SOURCE DATA: Begin

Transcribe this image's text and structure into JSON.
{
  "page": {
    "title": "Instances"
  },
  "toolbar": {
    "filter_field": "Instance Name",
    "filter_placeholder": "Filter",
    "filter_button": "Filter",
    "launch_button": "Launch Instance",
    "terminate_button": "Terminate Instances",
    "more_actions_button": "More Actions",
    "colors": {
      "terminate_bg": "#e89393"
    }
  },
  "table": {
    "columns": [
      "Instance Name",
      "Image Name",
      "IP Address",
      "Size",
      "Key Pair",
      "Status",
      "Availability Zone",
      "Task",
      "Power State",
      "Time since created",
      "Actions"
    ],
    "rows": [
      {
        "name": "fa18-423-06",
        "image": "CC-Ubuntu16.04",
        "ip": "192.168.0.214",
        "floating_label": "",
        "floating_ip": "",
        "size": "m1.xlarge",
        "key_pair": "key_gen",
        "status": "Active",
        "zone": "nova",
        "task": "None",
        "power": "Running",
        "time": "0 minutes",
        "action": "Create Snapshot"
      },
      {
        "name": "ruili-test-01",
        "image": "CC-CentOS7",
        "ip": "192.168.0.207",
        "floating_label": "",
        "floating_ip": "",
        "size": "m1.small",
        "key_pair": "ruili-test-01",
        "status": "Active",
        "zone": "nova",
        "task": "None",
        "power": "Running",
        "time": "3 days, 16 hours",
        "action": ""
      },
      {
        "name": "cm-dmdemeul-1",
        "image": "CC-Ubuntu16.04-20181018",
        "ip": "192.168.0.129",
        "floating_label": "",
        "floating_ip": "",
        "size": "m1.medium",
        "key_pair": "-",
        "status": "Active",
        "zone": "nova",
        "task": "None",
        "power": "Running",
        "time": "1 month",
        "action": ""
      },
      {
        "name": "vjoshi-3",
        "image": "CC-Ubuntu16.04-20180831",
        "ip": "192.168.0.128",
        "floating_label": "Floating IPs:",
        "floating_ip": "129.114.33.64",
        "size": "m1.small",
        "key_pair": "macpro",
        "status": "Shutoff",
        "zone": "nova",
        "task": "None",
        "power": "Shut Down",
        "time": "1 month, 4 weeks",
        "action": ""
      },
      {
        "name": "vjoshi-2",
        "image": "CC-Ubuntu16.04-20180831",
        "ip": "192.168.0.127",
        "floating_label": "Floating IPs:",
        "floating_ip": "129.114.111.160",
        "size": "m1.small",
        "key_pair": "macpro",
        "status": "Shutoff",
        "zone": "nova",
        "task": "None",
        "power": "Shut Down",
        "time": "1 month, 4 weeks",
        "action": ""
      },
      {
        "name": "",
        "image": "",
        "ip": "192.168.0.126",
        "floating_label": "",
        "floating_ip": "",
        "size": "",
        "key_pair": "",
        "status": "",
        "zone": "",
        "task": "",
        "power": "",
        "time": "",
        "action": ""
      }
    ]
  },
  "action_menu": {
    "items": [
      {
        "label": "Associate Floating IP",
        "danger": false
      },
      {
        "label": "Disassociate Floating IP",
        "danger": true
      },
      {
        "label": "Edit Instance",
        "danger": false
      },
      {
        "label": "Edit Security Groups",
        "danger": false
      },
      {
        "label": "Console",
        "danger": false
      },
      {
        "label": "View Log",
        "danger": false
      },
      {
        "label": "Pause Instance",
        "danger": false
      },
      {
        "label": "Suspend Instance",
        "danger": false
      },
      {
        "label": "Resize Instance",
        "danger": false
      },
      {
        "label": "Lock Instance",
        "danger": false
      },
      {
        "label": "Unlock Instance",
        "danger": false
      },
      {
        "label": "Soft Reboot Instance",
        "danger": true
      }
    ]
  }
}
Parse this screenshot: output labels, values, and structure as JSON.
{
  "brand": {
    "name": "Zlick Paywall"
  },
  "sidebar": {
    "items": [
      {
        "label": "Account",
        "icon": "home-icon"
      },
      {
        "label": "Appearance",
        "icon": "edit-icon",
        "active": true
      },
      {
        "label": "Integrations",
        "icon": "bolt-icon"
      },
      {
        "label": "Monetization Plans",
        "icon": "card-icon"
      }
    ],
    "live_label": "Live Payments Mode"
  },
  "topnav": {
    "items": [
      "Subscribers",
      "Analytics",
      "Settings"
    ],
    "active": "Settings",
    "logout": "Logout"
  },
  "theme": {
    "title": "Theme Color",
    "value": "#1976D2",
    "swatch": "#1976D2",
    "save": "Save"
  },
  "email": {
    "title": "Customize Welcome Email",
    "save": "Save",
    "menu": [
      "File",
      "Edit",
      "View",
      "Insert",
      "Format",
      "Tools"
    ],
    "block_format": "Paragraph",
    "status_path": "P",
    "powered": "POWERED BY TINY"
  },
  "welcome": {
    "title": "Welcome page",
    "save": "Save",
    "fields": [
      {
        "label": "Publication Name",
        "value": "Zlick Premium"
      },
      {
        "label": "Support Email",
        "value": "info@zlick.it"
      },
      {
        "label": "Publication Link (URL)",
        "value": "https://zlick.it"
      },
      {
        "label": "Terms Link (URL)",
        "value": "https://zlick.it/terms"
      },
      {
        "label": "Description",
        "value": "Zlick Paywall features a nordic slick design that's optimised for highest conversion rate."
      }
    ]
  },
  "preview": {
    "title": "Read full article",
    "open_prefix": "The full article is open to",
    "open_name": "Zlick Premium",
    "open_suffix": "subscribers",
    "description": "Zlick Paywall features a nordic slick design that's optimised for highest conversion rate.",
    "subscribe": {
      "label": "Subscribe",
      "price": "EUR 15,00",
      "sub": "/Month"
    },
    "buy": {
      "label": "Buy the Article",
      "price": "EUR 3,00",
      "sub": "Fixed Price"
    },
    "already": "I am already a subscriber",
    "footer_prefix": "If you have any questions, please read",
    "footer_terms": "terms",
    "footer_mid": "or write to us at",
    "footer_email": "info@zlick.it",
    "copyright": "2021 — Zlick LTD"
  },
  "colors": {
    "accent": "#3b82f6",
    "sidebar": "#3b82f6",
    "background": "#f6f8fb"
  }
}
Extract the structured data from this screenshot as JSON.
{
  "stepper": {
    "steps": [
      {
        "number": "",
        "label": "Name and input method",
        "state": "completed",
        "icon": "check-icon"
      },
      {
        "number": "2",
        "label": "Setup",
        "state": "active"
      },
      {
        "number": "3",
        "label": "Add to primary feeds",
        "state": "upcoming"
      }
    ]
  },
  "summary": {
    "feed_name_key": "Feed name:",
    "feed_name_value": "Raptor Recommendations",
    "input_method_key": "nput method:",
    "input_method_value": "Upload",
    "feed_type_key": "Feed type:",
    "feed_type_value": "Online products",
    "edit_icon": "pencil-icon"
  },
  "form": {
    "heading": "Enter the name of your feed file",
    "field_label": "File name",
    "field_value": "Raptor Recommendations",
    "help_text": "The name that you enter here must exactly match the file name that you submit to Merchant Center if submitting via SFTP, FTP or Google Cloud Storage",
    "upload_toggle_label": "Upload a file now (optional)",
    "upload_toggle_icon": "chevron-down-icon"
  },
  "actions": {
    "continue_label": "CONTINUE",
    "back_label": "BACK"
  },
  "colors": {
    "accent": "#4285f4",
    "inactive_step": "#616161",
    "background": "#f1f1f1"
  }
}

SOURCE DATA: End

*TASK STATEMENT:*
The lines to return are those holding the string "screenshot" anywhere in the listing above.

*SOLUTION TO THE PROBLEM:*
Parse this screenshot: output labels, values, and structure as JSON.
Extract the structured data from this screenshot as JSON.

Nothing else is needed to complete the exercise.